OTTAWA, February 3, 2022 – Staff of Canada’s nuclear regulatory agency, the Canadian Nuclear Safety Commission (CNSC), have recommended approval of a controversial giant above-ground nuclear waste dump for one million tonnes of mixed radioactive and hazardous waste alongside the Ottawa River. The recommendation was contained in a licensing document and environmental assessment report released on January 25. Citizens’ groups say the document is seriously flawed and vow to fight the recommendation in licensing hearings scheduled for February 22 and May 31, 2022.
Ole Hendrickson, scientist and researcher for the group Concerned Citizens of Renfrew County and Area, said the CNSC “has failed to assess the project in an objective and scientifically credible manner.” Hendrickson noted a number of “critical omissions in the document” that he says “make it impossible for the Commission to make a sound decision about whether or not to license the dump.”
“The recommendation to approve this dump, given that it would leak and eventually disintegrate, is reckless and irresponsible on the part of CNSC staff,” said Johanna Echlin of the Old Fort William (Quebec) Cottagers’ Association. “The CNSC is supposed to protect Canadians from radioactive pollution created by the nuclear industry, not enable it,” she added.
Some of the critical omissions in the environmental assessment report noted by citizens’ groups include the following:
- Failure to consider future human exposures to nuclear waste packages containing plutonium and other long-lived substances that will remain dangerously radioactive for tens of thousands of years
- No identification of the impacts of constructing a pipeline to discharge contaminated effluent into Perch Lake, which drains into the Ottawa River; presented un-ironically as a “mitigation measure”
- Failure to seriously consider alternative sites that would avoid rapid discharge of radioactive and hazardous substances to a major water body, and avoid placing wastes in an area of high water with risk of flooding
- Inadequate consideration of alternative facility types that would not expose wastes to rain, wind, and snow; and that would not require unproven water treatment and “weather cover structure” technologies
- No consideration of risks to workers from accidents involving highly-radioactive industrial cobalt-60 irradiator wastes
- Failure to consider contamination of groundwater from the hundreds of tonnes of lead required to shield these highly-radioactive commercial wastes
- Astonishingly, the environmental assessment report contains no references
- The report fails to address the fact that the mound would degrade and that mixed radioactive and hazardous industrial wastes (arsenic, beryllium, mercury, benzene, dioxins, PCBs, etc.) would leak into the Ottawa River, essentially forever.
Echlin and Hendrickson point to previous studies by the dump proponent that identified many ways the mound would leak, and described the inevitable disintegration of the mound within 400 years through a process of “normal evolution.” Leakage from the dump is expected to flow into surrounding wetlands that drain into the Ottawa River less than a kilometre away, contaminating a drinking water source for millions of Canadians downstream.

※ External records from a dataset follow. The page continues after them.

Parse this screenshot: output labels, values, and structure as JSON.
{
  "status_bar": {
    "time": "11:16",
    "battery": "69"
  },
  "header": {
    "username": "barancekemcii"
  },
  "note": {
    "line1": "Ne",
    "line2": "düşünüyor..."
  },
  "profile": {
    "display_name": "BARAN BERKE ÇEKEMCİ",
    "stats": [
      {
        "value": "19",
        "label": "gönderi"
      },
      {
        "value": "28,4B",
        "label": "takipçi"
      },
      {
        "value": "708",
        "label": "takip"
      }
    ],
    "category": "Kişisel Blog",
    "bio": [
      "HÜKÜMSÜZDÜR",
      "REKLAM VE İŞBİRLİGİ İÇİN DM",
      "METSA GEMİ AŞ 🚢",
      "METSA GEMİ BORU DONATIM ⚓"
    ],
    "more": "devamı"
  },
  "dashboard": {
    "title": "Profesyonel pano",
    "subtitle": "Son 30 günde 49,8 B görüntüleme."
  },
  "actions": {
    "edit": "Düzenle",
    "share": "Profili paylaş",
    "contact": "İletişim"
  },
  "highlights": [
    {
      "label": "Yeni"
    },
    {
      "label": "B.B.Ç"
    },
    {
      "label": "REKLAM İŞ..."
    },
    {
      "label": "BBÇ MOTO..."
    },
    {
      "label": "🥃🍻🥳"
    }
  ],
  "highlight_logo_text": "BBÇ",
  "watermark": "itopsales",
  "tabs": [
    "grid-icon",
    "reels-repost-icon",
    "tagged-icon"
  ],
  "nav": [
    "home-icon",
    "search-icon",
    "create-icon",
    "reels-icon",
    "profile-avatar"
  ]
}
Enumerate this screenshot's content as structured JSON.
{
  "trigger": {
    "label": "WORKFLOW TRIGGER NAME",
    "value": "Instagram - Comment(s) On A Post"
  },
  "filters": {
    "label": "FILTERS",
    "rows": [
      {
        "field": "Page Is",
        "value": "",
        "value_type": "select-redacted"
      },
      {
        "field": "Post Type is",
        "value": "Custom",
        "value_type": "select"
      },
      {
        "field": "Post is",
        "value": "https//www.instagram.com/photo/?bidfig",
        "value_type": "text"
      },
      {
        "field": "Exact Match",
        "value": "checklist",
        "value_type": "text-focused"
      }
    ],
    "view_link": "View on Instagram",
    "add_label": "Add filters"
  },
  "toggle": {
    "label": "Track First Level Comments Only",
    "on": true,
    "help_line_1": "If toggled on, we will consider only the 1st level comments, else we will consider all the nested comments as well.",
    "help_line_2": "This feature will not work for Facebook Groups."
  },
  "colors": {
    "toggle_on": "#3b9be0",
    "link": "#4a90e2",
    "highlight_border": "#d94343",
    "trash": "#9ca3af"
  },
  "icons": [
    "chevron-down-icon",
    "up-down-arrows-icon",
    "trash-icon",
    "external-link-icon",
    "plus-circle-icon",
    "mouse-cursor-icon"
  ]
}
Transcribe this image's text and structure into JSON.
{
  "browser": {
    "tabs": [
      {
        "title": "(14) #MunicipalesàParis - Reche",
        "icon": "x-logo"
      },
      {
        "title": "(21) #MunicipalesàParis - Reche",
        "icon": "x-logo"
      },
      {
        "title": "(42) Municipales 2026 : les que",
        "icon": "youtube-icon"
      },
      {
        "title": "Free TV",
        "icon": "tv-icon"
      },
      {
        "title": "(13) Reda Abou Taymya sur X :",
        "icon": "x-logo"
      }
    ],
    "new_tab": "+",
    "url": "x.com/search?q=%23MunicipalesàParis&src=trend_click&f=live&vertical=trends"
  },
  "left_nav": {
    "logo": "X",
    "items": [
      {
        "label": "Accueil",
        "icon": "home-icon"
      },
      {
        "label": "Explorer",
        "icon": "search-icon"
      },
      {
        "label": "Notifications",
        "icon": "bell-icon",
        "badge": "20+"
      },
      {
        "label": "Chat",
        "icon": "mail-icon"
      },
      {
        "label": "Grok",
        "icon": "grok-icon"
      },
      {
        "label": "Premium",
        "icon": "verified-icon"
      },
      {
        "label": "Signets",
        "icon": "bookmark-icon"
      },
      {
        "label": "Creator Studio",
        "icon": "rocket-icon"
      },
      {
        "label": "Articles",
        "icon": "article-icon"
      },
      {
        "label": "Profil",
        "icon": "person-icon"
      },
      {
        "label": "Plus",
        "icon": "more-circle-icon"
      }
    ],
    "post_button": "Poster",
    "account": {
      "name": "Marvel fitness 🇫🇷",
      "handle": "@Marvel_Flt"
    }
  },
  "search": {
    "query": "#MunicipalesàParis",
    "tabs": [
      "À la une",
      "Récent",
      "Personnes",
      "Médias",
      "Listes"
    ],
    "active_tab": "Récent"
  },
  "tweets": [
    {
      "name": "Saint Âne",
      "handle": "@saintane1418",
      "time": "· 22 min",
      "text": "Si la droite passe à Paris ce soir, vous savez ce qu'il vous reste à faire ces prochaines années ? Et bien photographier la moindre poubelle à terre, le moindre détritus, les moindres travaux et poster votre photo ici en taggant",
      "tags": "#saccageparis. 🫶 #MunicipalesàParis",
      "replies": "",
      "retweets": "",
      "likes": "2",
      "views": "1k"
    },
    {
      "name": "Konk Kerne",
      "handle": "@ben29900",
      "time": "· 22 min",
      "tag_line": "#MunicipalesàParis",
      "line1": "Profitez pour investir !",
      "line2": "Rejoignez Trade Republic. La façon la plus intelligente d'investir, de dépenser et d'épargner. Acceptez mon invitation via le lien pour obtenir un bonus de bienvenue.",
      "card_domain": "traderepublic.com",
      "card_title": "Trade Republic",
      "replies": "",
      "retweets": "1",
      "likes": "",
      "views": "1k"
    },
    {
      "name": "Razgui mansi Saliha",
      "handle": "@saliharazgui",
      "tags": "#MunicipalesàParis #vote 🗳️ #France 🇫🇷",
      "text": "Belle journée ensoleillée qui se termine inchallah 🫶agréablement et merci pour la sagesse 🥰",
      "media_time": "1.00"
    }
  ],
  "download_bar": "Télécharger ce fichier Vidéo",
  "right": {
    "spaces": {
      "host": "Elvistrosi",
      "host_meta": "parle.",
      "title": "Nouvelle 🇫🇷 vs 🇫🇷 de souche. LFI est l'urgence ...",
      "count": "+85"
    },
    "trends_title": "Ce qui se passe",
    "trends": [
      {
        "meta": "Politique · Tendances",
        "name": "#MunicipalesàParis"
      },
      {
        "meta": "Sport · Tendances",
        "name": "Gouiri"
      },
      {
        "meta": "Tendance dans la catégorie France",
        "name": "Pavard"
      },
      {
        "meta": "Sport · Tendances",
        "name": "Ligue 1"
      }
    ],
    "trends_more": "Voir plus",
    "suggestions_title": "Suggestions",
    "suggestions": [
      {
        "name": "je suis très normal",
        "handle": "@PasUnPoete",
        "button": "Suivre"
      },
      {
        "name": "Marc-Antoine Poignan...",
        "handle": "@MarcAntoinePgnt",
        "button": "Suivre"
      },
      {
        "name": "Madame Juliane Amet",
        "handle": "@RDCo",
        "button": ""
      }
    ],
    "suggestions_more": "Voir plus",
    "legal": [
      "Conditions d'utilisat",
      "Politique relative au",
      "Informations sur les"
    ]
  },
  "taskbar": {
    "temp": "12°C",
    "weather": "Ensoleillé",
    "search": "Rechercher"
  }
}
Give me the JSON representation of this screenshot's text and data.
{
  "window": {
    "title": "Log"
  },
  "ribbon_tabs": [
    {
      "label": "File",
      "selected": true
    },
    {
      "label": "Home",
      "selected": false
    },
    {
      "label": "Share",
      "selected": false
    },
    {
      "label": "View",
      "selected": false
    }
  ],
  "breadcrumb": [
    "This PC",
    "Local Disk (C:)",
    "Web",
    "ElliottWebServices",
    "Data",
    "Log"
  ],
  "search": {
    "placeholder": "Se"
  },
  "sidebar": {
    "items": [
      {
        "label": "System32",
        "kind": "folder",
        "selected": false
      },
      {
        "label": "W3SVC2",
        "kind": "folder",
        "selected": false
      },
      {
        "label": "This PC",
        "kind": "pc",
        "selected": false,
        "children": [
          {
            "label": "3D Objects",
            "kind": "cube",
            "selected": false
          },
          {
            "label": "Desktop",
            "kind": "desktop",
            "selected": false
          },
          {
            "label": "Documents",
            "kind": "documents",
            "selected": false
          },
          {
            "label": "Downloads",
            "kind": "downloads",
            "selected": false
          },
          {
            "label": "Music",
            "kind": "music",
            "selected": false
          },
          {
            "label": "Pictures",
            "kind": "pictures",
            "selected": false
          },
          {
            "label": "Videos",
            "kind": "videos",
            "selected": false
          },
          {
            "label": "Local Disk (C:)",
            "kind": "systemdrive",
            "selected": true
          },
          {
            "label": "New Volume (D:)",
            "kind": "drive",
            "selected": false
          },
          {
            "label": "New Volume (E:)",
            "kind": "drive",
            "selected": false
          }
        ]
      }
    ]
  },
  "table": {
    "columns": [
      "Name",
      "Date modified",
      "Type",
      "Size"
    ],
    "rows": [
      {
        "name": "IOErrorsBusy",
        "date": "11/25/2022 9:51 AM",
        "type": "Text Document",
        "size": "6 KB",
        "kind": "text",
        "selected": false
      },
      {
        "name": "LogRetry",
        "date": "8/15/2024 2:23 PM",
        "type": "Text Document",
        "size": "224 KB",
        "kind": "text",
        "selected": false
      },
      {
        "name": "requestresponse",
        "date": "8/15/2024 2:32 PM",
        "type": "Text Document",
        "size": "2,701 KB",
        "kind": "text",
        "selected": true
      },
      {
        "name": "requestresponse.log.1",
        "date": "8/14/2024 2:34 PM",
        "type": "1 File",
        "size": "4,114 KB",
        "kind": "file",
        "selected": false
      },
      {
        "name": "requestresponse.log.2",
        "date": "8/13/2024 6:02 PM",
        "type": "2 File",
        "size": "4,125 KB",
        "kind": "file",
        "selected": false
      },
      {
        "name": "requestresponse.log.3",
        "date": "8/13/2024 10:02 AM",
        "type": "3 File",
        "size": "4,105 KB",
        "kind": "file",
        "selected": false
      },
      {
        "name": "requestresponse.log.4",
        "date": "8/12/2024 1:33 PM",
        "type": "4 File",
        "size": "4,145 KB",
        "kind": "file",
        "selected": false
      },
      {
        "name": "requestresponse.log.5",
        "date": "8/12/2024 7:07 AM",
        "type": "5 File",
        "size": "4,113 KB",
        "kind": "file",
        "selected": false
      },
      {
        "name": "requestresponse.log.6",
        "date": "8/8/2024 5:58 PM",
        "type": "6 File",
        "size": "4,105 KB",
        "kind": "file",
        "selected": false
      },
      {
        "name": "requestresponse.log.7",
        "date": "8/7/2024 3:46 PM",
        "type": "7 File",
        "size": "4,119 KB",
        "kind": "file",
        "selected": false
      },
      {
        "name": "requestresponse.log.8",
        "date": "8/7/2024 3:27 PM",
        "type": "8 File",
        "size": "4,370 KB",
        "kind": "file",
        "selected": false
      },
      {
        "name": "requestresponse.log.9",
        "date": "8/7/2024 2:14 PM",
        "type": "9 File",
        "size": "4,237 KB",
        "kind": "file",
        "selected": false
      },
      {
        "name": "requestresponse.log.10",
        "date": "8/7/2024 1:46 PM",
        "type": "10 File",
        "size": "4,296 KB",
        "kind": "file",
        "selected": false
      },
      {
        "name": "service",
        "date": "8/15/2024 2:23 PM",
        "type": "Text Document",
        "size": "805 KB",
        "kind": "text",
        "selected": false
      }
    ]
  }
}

(Photo above from Radio Canada Découverte, March 2018, showing the mound overflowing as part of the degradation and erosion process, described by the proponent in its Performance Assessment report.)
According to Hendrickson, “CNSC has outdone itself in promoting the dump project. This is an object lesson in what happens when government agencies are captured by the industries they are supposed to regulate.”
The release of the environmental assessment report marks the end of a long “underground” phase of the licensing process for the giant radioactive dump, called the “NSDF” by the proponent, Canadian Nuclear Laboratories, owned by a consortium of multinational corporations that run Canada’s nuclear laboratories under a contract initiated by the Harper government in 2015.
Opportunities for public comments on the project’s environmental impacts ended in August 2017 after a flood of negative comments and concerns from First Nations communities, civil society groups, municipalities, independent scientists and individuals.
The Assembly of First Nations, and more than 140 downstream municipalities have passed resolutions opposing the dump plan. Members of the public will have their final opportunity to submit concerns about the proposed project at the “Part 2 licensing hearing” that is scheduled to begin on May 31, 2022.
“Interventions at that point are very unlikely to influence the Commission’s decision,” says Hendrickson, adding that “it is basically a rubber stamping process.” A planned environmental assessment hearing that was to have preceded the licensing hearing was canceled by the CNSC.
April 11 is the deadline to apply to “intervene” inn the May 31 public hearing. Interventions can be oral or written. Information about the intervention process is available here. If you are submitting written comments, your final intervention must be submitted with your application. If you wish to make an oral presentation at the hearing, you need to submit an outline of your presentation by April 11.